**Task to carry out**
Without the pictures, write the listing out again exactly as it appears.

**Data excerpts**
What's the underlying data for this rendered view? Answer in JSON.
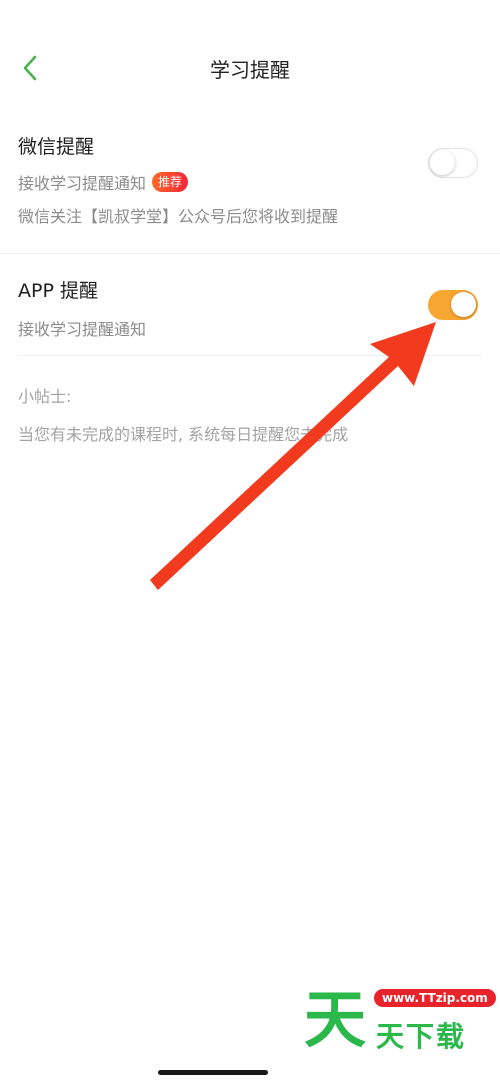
{
  "header": {
    "title": "学习提醒",
    "back_icon": "chevron-left-icon"
  },
  "wechat_reminder": {
    "title": "微信提醒",
    "subtitle": "接收学习提醒通知",
    "badge": "推荐",
    "description": "微信关注【凯叔学堂】公众号后您将收到提醒",
    "enabled": false
  },
  "app_reminder": {
    "title": "APP 提醒",
    "subtitle": "接收学习提醒通知",
    "enabled": true
  },
  "tips": {
    "label": "小帖士:",
    "text": "当您有未完成的课程时, 系统每日提醒您去完成"
  },
  "watermark": {
    "url": "www.TTzip.com",
    "big_char": "天",
    "text": "天下载"
  },
  "colors": {
    "accent_green": "#4cb050",
    "toggle_on": "#f7a632",
    "badge_red": "#f2243a",
    "annotation_arrow": "#f23b1e",
    "watermark_green": "#2bb84a"
  }
}
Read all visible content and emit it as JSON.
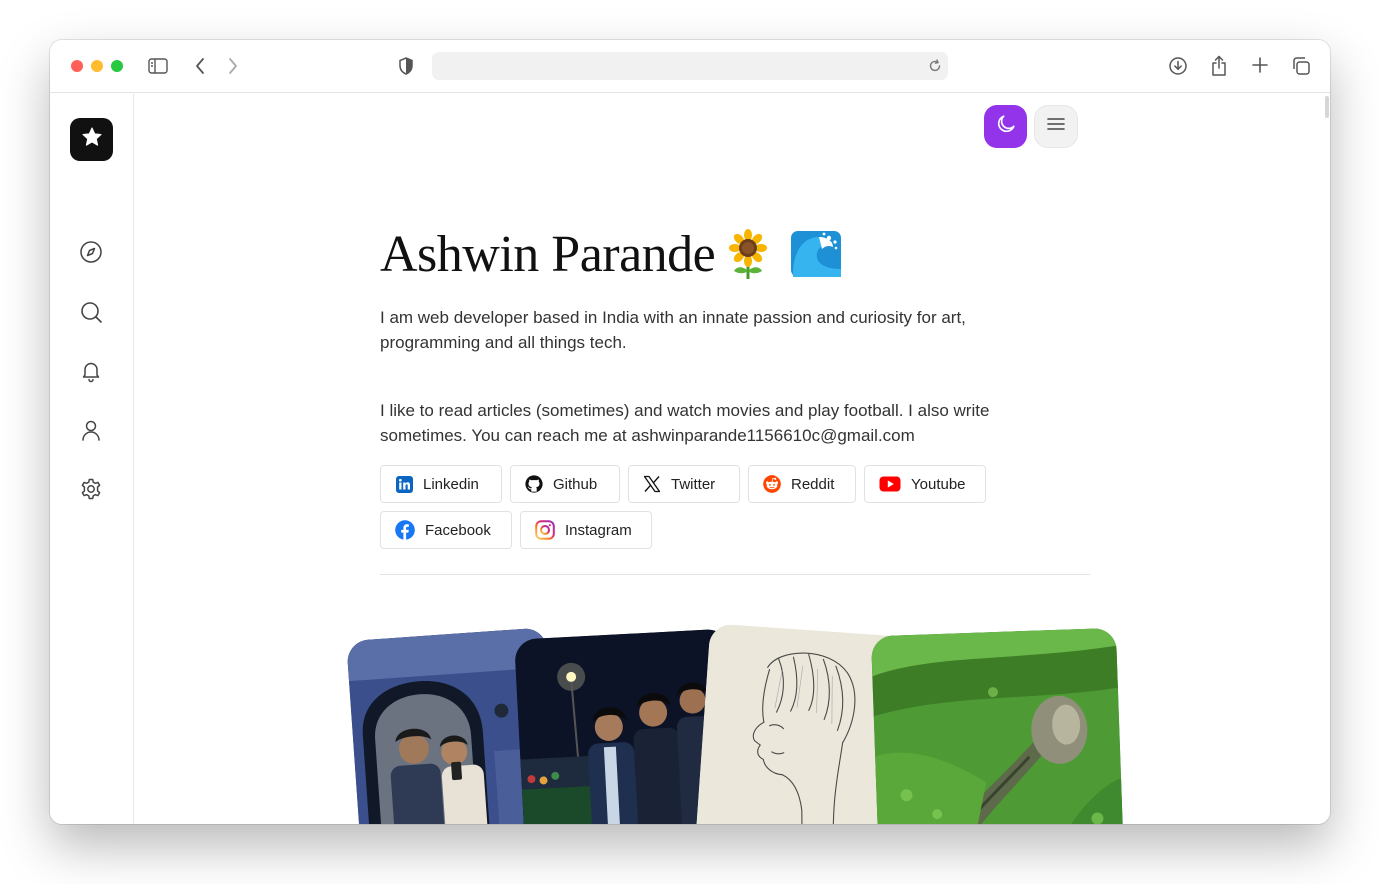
{
  "profile": {
    "name": "Ashwin Parande",
    "name_emojis": [
      "sunflower-emoji",
      "wave-emoji"
    ],
    "bio_paragraph_1": "I am web developer based in India with an innate passion and curiosity for art, programming and all things tech.",
    "bio_paragraph_2": "I like to read articles (sometimes) and watch movies and play football. I also write sometimes. You can reach me at ashwinparande1156610c@gmail.com"
  },
  "socials": [
    {
      "label": "Linkedin",
      "icon": "linkedin-icon",
      "color": "#0a66c2"
    },
    {
      "label": "Github",
      "icon": "github-icon",
      "color": "#111111"
    },
    {
      "label": "Twitter",
      "icon": "x-icon",
      "color": "#111111"
    },
    {
      "label": "Reddit",
      "icon": "reddit-icon",
      "color": "#ff4500"
    },
    {
      "label": "Youtube",
      "icon": "youtube-icon",
      "color": "#ff0000"
    },
    {
      "label": "Facebook",
      "icon": "facebook-icon",
      "color": "#1877f2"
    },
    {
      "label": "Instagram",
      "icon": "instagram-icon",
      "color": "#e1306c"
    }
  ],
  "sidebar": {
    "logo_icon": "star-icon",
    "items": [
      "compass-icon",
      "search-icon",
      "bell-icon",
      "user-icon",
      "gear-icon"
    ]
  },
  "header": {
    "theme_toggle_icon": "moon-icon",
    "menu_icon": "hamburger-icon"
  },
  "browser": {
    "url": "",
    "toolbar_icons": [
      "sidebar-toggle-icon",
      "back-icon",
      "forward-icon",
      "shield-icon",
      "reload-icon",
      "download-icon",
      "share-icon",
      "new-tab-icon",
      "tabs-overview-icon"
    ]
  },
  "gallery": {
    "photos": [
      "photo-friends-mirror",
      "photo-group-night",
      "photo-pencil-sketch",
      "photo-green-landscape"
    ]
  },
  "colors": {
    "accent": "#9333ea",
    "logo_bg": "#111111"
  }
}
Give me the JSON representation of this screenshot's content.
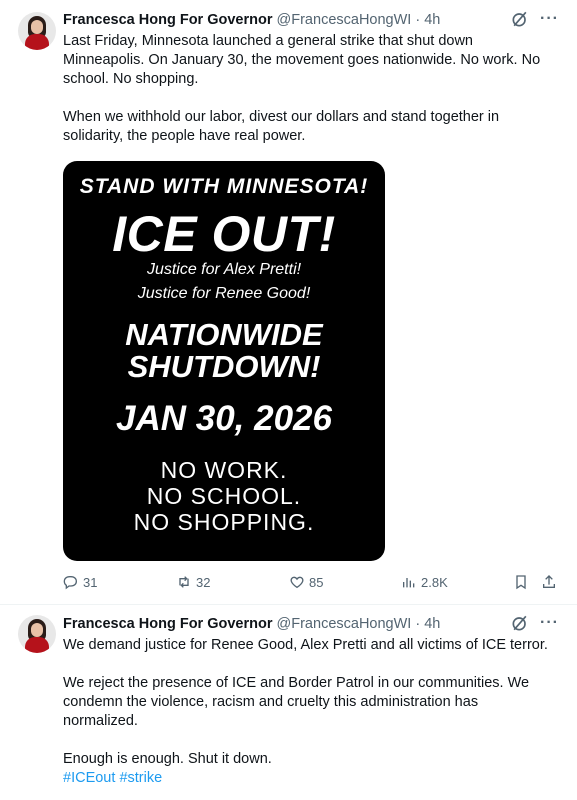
{
  "tweets": [
    {
      "author_name": "Francesca Hong For Governor",
      "handle": "@FrancescaHongWI",
      "sep": "·",
      "time": "4h",
      "more": "···",
      "text": [
        "Last Friday, Minnesota launched a general strike that shut down",
        "Minneapolis. On January 30, the movement goes nationwide. No work. No",
        "school. No shopping.",
        "When we withhold our labor, divest our dollars and stand together in",
        "solidarity, the people have real power."
      ],
      "media": {
        "line1": "STAND WITH MINNESOTA!",
        "line2": "ICE OUT!",
        "line3": "Justice for Alex Pretti!",
        "line4": "Justice for Renee Good!",
        "line5": "NATIONWIDE",
        "line6": "SHUTDOWN!",
        "line7": "JAN 30, 2026",
        "line8": "NO WORK.",
        "line9": "NO SCHOOL.",
        "line10": "NO SHOPPING."
      },
      "actions": {
        "replies": "31",
        "reposts": "32",
        "likes": "85",
        "views": "2.8K"
      }
    },
    {
      "author_name": "Francesca Hong For Governor",
      "handle": "@FrancescaHongWI",
      "sep": "·",
      "time": "4h",
      "more": "···",
      "text": [
        "We demand justice for Renee Good, Alex Pretti and all victims of ICE terror.",
        "We reject the presence of ICE and Border Patrol in our communities. We",
        "condemn the violence, racism and cruelty this administration has",
        "normalized.",
        "Enough is enough. Shut it down."
      ],
      "hashtags": [
        "#ICEout",
        "#strike"
      ]
    }
  ],
  "colors": {
    "link": "#1d9bf0",
    "muted": "#536471",
    "text": "#0f1419"
  }
}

**Answer to the exercise**
What's the underlying data for this rendered view? Answer in JSON.
{
  "header": {
    "title": "学习提醒",
    "back_icon": "chevron-left-icon"
  },
  "wechat_reminder": {
    "title": "微信提醒",
    "subtitle": "接收学习提醒通知",
    "badge": "推荐",
    "description": "微信关注【凯叔学堂】公众号后您将收到提醒",
    "enabled": false
  },
  "app_reminder": {
    "title": "APP 提醒",
    "subtitle": "接收学习提醒通知",
    "enabled": true
  },
  "tips": {
    "label": "小帖士:",
    "text": "当您有未完成的课程时, 系统每日提醒您去完成"
  },
  "watermark": {
    "url": "www.TTzip.com",
    "big_char": "天",
    "text": "天下载"
  },
  "colors": {
    "accent_green": "#4cb050",
    "toggle_on": "#f7a632",
    "badge_red": "#f2243a",
    "annotation_arrow": "#f23b1e",
    "watermark_green": "#2bb84a"
  }
}
Read all visible content and emit it as JSON.
{
  "profile": {
    "name": "Ashwin Parande",
    "name_emojis": [
      "sunflower-emoji",
      "wave-emoji"
    ],
    "bio_paragraph_1": "I am web developer based in India with an innate passion and curiosity for art, programming and all things tech.",
    "bio_paragraph_2": "I like to read articles (sometimes) and watch movies and play football. I also write sometimes. You can reach me at ashwinparande1156610c@gmail.com"
  },
  "socials": [
    {
      "label": "Linkedin",
      "icon": "linkedin-icon",
      "color": "#0a66c2"
    },
    {
      "label": "Github",
      "icon": "github-icon",
      "color": "#111111"
    },
    {
      "label": "Twitter",
      "icon": "x-icon",
      "color": "#111111"
    },
    {
      "label": "Reddit",
      "icon": "reddit-icon",
      "color": "#ff4500"
    },
    {
      "label": "Youtube",
      "icon": "youtube-icon",
      "color": "#ff0000"
    },
    {
      "label": "Facebook",
      "icon": "facebook-icon",
      "color": "#1877f2"
    },
    {
      "label": "Instagram",
      "icon": "instagram-icon",
      "color": "#e1306c"
    }
  ],
  "sidebar": {
    "logo_icon": "star-icon",
    "items": [
      "compass-icon",
      "search-icon",
      "bell-icon",
      "user-icon",
      "gear-icon"
    ]
  },
  "header": {
    "theme_toggle_icon": "moon-icon",
    "menu_icon": "hamburger-icon"
  },
  "browser": {
    "url": "",
    "toolbar_icons": [
      "sidebar-toggle-icon",
      "back-icon",
      "forward-icon",
      "shield-icon",
      "reload-icon",
      "download-icon",
      "share-icon",
      "new-tab-icon",
      "tabs-overview-icon"
    ]
  },
  "gallery": {
    "photos": [
      "photo-friends-mirror",
      "photo-group-night",
      "photo-pencil-sketch",
      "photo-green-landscape"
    ]
  },
  "colors": {
    "accent": "#9333ea",
    "logo_bg": "#111111"
  }
}
Give me the JSON representation of this screenshot's content.
{
  "tweets": [
    {
      "author_name": "Francesca Hong For Governor",
      "handle": "@FrancescaHongWI",
      "sep": "·",
      "time": "4h",
      "more": "···",
      "text": [
        "Last Friday, Minnesota launched a general strike that shut down",
        "Minneapolis. On January 30, the movement goes nationwide. No work. No",
        "school. No shopping.",
        "When we withhold our labor, divest our dollars and stand together in",
        "solidarity, the people have real power."
      ],
      "media": {
        "line1": "STAND WITH MINNESOTA!",
        "line2": "ICE OUT!",
        "line3": "Justice for Alex Pretti!",
        "line4": "Justice for Renee Good!",
        "line5": "NATIONWIDE",
        "line6": "SHUTDOWN!",
        "line7": "JAN 30, 2026",
        "line8": "NO WORK.",
        "line9": "NO SCHOOL.",
        "line10": "NO SHOPPING."
      },
      "actions": {
        "replies": "31",
        "reposts": "32",
        "likes": "85",
        "views": "2.8K"
      }
    },
    {
      "author_name": "Francesca Hong For Governor",
      "handle": "@FrancescaHongWI",
      "sep": "·",
      "time": "4h",
      "more": "···",
      "text": [
        "We demand justice for Renee Good, Alex Pretti and all victims of ICE terror.",
        "We reject the presence of ICE and Border Patrol in our communities. We",
        "condemn the violence, racism and cruelty this administration has",
        "normalized.",
        "Enough is enough. Shut it down."
      ],
      "hashtags": [
        "#ICEout",
        "#strike"
      ]
    }
  ],
  "colors": {
    "link": "#1d9bf0",
    "muted": "#536471",
    "text": "#0f1419"
  }
}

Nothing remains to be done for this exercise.